Indonesia and Sri Lanka is a country that is equally developed, have conflicts, both experiencing the tsunami disaster in 2004. From the similarities are certainly many things that can be learned and exchanged, especially in women’s issues and the women’s movement. In Sri Lanka, women’s had long struggle movement for justice and equality. Therefore, represented by two researchers, WRI deems it necessary to conduct a study visit to the two women’s organizations that had long been the establishment of the Women’s Education and Research Centre (WERC) and the Center for Women’s Research (CENWOR).
1982 saw the inauguration of this organization as the Women’s Education Centre (WEC). It was founded by a small group of feminist researchers and activists to highlight the status of women in the country and to publish material, which could be used by women in their struggle for liberation. The broad objectives of WEC were to increase women’s awareness, their resources and opportunities for effective participation in the economic, political and social life of the country.

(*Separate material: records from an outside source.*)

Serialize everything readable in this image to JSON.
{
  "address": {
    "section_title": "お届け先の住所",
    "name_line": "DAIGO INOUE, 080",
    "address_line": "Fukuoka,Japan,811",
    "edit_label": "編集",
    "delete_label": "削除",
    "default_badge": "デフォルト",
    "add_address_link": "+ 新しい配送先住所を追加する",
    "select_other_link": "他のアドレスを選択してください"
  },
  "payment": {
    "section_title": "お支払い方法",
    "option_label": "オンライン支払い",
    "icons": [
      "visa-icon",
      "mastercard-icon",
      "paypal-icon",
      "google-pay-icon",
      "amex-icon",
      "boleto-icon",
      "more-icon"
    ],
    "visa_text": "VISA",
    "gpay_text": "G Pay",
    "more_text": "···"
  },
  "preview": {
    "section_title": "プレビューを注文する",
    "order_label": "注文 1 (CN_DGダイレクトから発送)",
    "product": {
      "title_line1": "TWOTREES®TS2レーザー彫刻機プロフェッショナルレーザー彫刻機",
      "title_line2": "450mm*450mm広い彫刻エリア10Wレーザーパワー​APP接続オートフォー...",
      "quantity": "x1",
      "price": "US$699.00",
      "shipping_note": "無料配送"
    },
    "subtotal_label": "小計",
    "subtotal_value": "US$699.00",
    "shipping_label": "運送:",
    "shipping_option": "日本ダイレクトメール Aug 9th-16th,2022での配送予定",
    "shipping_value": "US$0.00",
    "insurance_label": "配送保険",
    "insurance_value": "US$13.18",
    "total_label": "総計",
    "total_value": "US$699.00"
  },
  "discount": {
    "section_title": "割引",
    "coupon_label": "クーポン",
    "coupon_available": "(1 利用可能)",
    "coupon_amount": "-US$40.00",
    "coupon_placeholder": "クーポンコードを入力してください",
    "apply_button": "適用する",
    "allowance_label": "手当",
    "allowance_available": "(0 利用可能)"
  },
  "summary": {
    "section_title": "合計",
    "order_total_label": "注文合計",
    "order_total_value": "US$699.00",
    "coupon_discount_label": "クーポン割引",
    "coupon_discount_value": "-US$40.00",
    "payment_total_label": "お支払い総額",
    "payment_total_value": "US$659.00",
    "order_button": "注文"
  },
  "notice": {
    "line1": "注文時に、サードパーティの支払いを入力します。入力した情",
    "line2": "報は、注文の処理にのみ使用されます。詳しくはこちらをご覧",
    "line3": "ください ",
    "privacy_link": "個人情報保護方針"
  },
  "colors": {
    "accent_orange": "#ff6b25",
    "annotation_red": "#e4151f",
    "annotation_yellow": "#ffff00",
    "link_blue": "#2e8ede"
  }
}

WERC’ aim to raise the consciousness of women and men at society level, including civil society and work as an instrument for policy change at state level. Close scrutiny in socio-political and socio-cultural institutions and structure aid us to determine incidences of the subordination of women. It is our belief that research and education carried out in these areas will pave the way to achieve gender equality.
Concerned by the paucity of data to address the disadvantaged position of women, a group of academics, researchers and activists who were involved for several years in research and action-oriented programs relating to women joined together in 1984 to form the Centre for Women’s Research (CENWOR). Commencing with policy and action oriented research, CENWOR, over the years has expanded its work to include action programs, gender sensitization and training, information dissemination and communication. It joined with other women’s groups to lobby and advocate for policy changes to secure women’s rights. Its research studies encompassed almost all facets of gender issues and these findings were disseminated and shared widely through print and electronic media to enable likeminded organizations and individuals involved in gender issues to intervene as appropriate.
Event study visit is generally a discussion, exploring information and know each other and exchange views and knowledge about:
Actual issues of gender Indonesia and Sri Lanka
Gender studies and training
Gender policies and strategies of implementation
International / regional networks and collaboration
Based on discussions with two organizations, it can be arrested that they succeeded in advocating birth of the law on rape in Sri Lanka. In addition they also succeeded in elevating the welfare and the degree live of women widows after conflict. Like WERC which provides training to tuk-tuk driver (public transportation) or CENWOR providing reading course for the high female illiteracy in several provinces in Sri Lanka. To achieve success, both WERC and CENWOR, they have and maintain a good relationship with the government and the media in Sri Lanka.
One thing in particular two organizations that they not yet achieved by them is the representation of women in the political sphere, where the representation of women in Sri Lanka is currently only about 5%. Therefore they are very interested in how the Indonesian women’s movement could push the number of women’s representation in politics in Indonesia. At the end of the visit WRI exchanged some books and publications required by both organizations visited. ***